Google Cloud SAP- While promiscuity is a given among top SaaS vendors and the big hyperscalers, it looks to me like Google Cloud has cut in aggressively on Microsoft as the infrastructure heartthrob SAP likes best.
First of all, SAP CEO Christian Klein recently stated quite assertively that while it’s all nice and wonderful that the big hyperscalers—Amazon, Microsoft and Google Cloud—are forging tighter partnerships with SAP, those IaaS heavyweights have to remember that the partner controlling the strategic customer relationship is SAP.
In an early May interview with diginomica.com’s Den Howlett, Klein said, “In the partnerships, we are closing, we have to own the business platform, we have to own the application layer.”
In analyzing the situation based on Howlett’s interview with Klein, I wrote the following on May 12 in SAP Will Battle Microsoft & Google for Customer Control, Says CEO Christian Klein:
The pivotal issue is the radically different technology stack in the cloud versus in traditional on-premises IT. In the old world, one set of companies made the hardware and another set, led by SAP, made the applications. And because the applications ran the business processes that powered the operations of global corporations, the applications companies led the customer relationships.

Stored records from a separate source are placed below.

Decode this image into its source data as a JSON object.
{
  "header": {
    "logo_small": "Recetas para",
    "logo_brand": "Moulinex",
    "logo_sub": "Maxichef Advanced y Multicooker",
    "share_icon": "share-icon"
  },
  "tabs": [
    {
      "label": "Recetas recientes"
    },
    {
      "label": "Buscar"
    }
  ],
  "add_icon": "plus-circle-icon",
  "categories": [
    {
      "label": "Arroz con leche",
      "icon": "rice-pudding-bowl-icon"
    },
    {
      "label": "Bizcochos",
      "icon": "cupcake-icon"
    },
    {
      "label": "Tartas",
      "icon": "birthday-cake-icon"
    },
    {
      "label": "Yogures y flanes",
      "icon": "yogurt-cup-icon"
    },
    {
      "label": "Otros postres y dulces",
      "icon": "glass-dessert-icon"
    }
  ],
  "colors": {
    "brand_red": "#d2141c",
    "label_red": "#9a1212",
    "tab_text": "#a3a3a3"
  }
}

But in the new world of the enterprise cloud, those boundaries have been erased. Two of the three top cloud-infrastructure players—Microsoft and Google—also offer growing portfolios of enterprise applications. The third major hyperscaler—Amazon’s AWS unit—does not currently offer enterprise applications.
For SAP, that means that two of the top IaaS providers (Microsoft and Google) that SAP depends on to meet the infrastructure needs of its large and mid-size customers are each looking to gain greater control of how customers use technology to transform, evolve and prosper.
So if Microsoft and Google are both in relatively the same position regarding Klein’s unequivocal insistence that SAP own the customer relationship, why do I believe that Google is becoming #1 in SAP’s heart?
Here are 3 primary reasons why I feel that’s happening:
1. Microsoft has a large, fast-growing, and increasingly strategic SaaS portfolio. Google Cloud does not.
While Satya Nadella’s Dynamics 365 business has nowhere near the global presence of SAP’s vast installed business within most of the world’s largest corporations, it’s probably approaching a $2-billion annualized run rate. And in the quarter ending March 31, the Dynamics 365 business grew at a whopping rate of 49%, the company said. So is Microsoft gunning to displace SAP as the ERP provider at the world’s largest energy companies, car companies, industrial giants and banks? Not at all—well, at least not yet.